Proportions reporting involvement in criminal activity in the month preceding interview (55%) remained relatively stable, and the most commonly reported offences were drug dealing (36%) and property crime (31%). Forty nine percent of IDU had been arrested in the previous twelve months representing a slight increase from 41% in 2002. There was little change in IDU perception of police activity, with two thirds reporting that police activity had increased in the preceding six months, and two thirds reporting that this activity had no impact on their ability to obtain drugs

Implications
The findings of the 2003 NSW IDRS indicate that further attention is required in the following areas:

  • Research into drug trends and associated harms of methamphetamine use studying a group of primary methamphetamine users.
  • Close monitoring of the patterns and prevalence of ice use.
  • Development of effective treatment programs for methamphetamine users along with the development of strategies to engage and retain users in these programs.
  • More detailed research into the nature of the cocaine market (that supplies IDU) in Sydney.
  • Careful consideration by medical practitioners of the clinical need for benzodiazepine gel capsule preparations and the possibility of removing them from the market.
  • Increasing focus on the development of educational material regarding the dangers of sharing injecting equipment other than needles, as well as broader dissemination of this material.

 

Citation: Roxburgh, A., Breen, C. and Degenhardt, L. (2004) New South Wales Drug Trends 2003: Findings from the Illicit Drug Reporting System (IDRS), Sydney: National Drug and Alcohol Research Centre.

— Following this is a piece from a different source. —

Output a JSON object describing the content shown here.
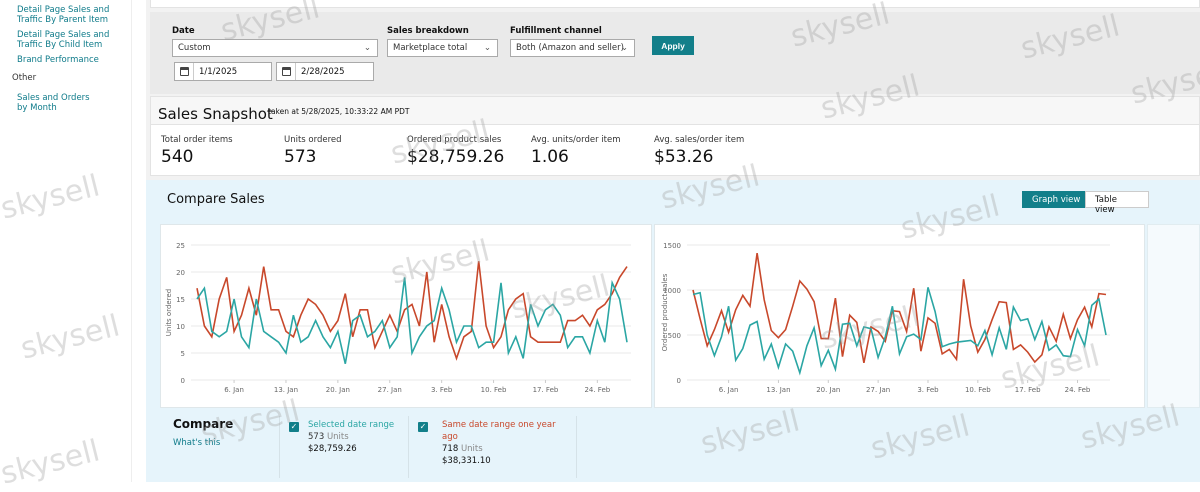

Resources

Author(s)

A. Roxburgh, C. Breen, L. Degenhardt
Date Commenced
09 Apr 2004
Resource Type
Technical Reports